> Problem details
Each entry should be quoted word for word, including every mark of punctuation.

> Supplied data
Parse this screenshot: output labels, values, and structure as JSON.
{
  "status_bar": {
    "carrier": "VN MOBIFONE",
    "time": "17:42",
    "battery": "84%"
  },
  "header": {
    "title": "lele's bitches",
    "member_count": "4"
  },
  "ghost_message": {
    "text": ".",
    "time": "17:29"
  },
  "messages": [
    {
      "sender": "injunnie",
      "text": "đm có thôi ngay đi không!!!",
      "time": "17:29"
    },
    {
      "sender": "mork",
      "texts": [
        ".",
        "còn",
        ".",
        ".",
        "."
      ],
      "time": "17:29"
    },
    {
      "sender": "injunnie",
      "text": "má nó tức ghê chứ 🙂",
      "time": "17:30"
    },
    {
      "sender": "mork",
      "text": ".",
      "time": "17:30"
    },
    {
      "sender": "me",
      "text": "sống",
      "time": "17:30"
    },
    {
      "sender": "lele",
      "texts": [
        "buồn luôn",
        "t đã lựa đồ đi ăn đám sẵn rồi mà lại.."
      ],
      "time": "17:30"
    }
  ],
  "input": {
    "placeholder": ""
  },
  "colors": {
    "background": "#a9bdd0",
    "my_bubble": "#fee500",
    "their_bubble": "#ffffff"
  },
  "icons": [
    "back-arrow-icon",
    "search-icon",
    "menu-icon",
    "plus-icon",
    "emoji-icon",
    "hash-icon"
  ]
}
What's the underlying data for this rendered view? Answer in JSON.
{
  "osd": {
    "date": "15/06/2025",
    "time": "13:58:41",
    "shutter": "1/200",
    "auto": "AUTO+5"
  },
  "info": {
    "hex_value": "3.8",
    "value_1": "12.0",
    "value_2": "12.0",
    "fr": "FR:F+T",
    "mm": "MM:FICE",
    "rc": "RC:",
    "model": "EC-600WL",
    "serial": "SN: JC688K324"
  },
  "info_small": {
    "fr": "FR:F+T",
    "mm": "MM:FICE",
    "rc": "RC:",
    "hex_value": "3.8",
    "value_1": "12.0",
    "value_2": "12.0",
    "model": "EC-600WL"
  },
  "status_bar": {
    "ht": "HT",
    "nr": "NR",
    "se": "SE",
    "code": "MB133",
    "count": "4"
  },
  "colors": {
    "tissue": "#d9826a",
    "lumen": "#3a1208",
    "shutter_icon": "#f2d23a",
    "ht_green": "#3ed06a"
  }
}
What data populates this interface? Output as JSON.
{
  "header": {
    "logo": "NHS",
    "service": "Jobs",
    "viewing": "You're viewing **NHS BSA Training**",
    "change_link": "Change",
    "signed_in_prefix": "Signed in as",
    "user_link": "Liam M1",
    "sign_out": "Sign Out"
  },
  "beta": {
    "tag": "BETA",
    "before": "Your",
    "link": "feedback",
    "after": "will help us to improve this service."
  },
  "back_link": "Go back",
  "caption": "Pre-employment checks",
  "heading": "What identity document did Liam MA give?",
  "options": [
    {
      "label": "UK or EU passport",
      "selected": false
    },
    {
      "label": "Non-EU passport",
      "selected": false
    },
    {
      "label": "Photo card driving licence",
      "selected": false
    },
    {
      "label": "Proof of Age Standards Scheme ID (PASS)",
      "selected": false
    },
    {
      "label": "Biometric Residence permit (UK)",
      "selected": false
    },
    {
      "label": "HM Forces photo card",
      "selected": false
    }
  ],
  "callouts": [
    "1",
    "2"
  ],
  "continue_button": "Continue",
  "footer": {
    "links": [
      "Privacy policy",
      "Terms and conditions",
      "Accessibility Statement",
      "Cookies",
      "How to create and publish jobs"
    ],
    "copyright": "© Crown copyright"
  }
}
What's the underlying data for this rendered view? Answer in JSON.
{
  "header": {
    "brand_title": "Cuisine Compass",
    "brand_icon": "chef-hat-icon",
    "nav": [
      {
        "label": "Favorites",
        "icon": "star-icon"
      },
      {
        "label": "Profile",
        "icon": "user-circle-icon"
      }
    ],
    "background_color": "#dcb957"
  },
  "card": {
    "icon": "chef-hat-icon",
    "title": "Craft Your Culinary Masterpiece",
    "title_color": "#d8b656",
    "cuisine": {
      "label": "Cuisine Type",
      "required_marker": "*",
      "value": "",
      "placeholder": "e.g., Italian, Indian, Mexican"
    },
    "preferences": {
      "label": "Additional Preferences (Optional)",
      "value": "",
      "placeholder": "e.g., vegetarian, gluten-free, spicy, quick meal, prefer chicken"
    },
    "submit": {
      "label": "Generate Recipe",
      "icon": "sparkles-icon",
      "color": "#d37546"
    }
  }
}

> Response for this exercise
Parse this screenshot: output labels, values, and structure as JSON.
{
  "status_bar": {
    "carrier": "VN MOBIFONE",
    "time": "17:42",
    "battery": "84%"
  },
  "header": {
    "title": "lele's bitches",
    "member_count": "4"
  },
  "ghost_message": {
    "text": ".",
    "time": "17:29"
  },
  "messages": [
    {
      "sender": "injunnie",
      "text": "đm có thôi ngay đi không!!!",
      "time": "17:29"
    },
    {
      "sender": "mork",
      "texts": [
        ".",
        "còn",
        ".",
        ".",
        "."
      ],
      "time": "17:29"
    },
    {
      "sender": "injunnie",
      "text": "má nó tức ghê chứ 🙂",
      "time": "17:30"
    },
    {
      "sender": "mork",
      "text": ".",
      "time": "17:30"
    },
    {
      "sender": "me",
      "text": "sống",
      "time": "17:30"
    },
    {
      "sender": "lele",
      "texts": [
        "buồn luôn",
        "t đã lựa đồ đi ăn đám sẵn rồi mà lại.."
      ],
      "time": "17:30"
    }
  ],
  "input": {
    "placeholder": ""
  },
  "colors": {
    "background": "#a9bdd0",
    "my_bubble": "#fee500",
    "their_bubble": "#ffffff"
  },
  "icons": [
    "back-arrow-icon",
    "search-icon",
    "menu-icon",
    "plus-icon",
    "emoji-icon",
    "hash-icon"
  ]
}
What's the underlying data for this rendered view? Answer in JSON.
{
  "osd": {
    "date": "15/06/2025",
    "time": "13:58:41",
    "shutter": "1/200",
    "auto": "AUTO+5"
  },
  "info": {
    "hex_value": "3.8",
    "value_1": "12.0",
    "value_2": "12.0",
    "fr": "FR:F+T",
    "mm": "MM:FICE",
    "rc": "RC:",
    "model": "EC-600WL",
    "serial": "SN: JC688K324"
  },
  "info_small": {
    "fr": "FR:F+T",
    "mm": "MM:FICE",
    "rc": "RC:",
    "hex_value": "3.8",
    "value_1": "12.0",
    "value_2": "12.0",
    "model": "EC-600WL"
  },
  "status_bar": {
    "ht": "HT",
    "nr": "NR",
    "se": "SE",
    "code": "MB133",
    "count": "4"
  },
  "colors": {
    "tissue": "#d9826a",
    "lumen": "#3a1208",
    "shutter_icon": "#f2d23a",
    "ht_green": "#3ed06a"
  }
}
What data populates this interface? Output as JSON.
{
  "header": {
    "logo": "NHS",
    "service": "Jobs",
    "viewing": "You're viewing **NHS BSA Training**",
    "change_link": "Change",
    "signed_in_prefix": "Signed in as",
    "user_link": "Liam M1",
    "sign_out": "Sign Out"
  },
  "beta": {
    "tag": "BETA",
    "before": "Your",
    "link": "feedback",
    "after": "will help us to improve this service."
  },
  "back_link": "Go back",
  "caption": "Pre-employment checks",
  "heading": "What identity document did Liam MA give?",
  "options": [
    {
      "label": "UK or EU passport",
      "selected": false
    },
    {
      "label": "Non-EU passport",
      "selected": false
    },
    {
      "label": "Photo card driving licence",
      "selected": false
    },
    {
      "label": "Proof of Age Standards Scheme ID (PASS)",
      "selected": false
    },
    {
      "label": "Biometric Residence permit (UK)",
      "selected": false
    },
    {
      "label": "HM Forces photo card",
      "selected": false
    }
  ],
  "callouts": [
    "1",
    "2"
  ],
  "continue_button": "Continue",
  "footer": {
    "links": [
      "Privacy policy",
      "Terms and conditions",
      "Accessibility Statement",
      "Cookies",
      "How to create and publish jobs"
    ],
    "copyright": "© Crown copyright"
  }
}
What's the underlying data for this rendered view? Answer in JSON.
{
  "header": {
    "brand_title": "Cuisine Compass",
    "brand_icon": "chef-hat-icon",
    "nav": [
      {
        "label": "Favorites",
        "icon": "star-icon"
      },
      {
        "label": "Profile",
        "icon": "user-circle-icon"
      }
    ],
    "background_color": "#dcb957"
  },
  "card": {
    "icon": "chef-hat-icon",
    "title": "Craft Your Culinary Masterpiece",
    "title_color": "#d8b656",
    "cuisine": {
      "label": "Cuisine Type",
      "required_marker": "*",
      "value": "",
      "placeholder": "e.g., Italian, Indian, Mexican"
    },
    "preferences": {
      "label": "Additional Preferences (Optional)",
      "value": "",
      "placeholder": "e.g., vegetarian, gluten-free, spicy, quick meal, prefer chicken"
    },
    "submit": {
      "label": "Generate Recipe",
      "icon": "sparkles-icon",
      "color": "#d37546"
    }
  }
}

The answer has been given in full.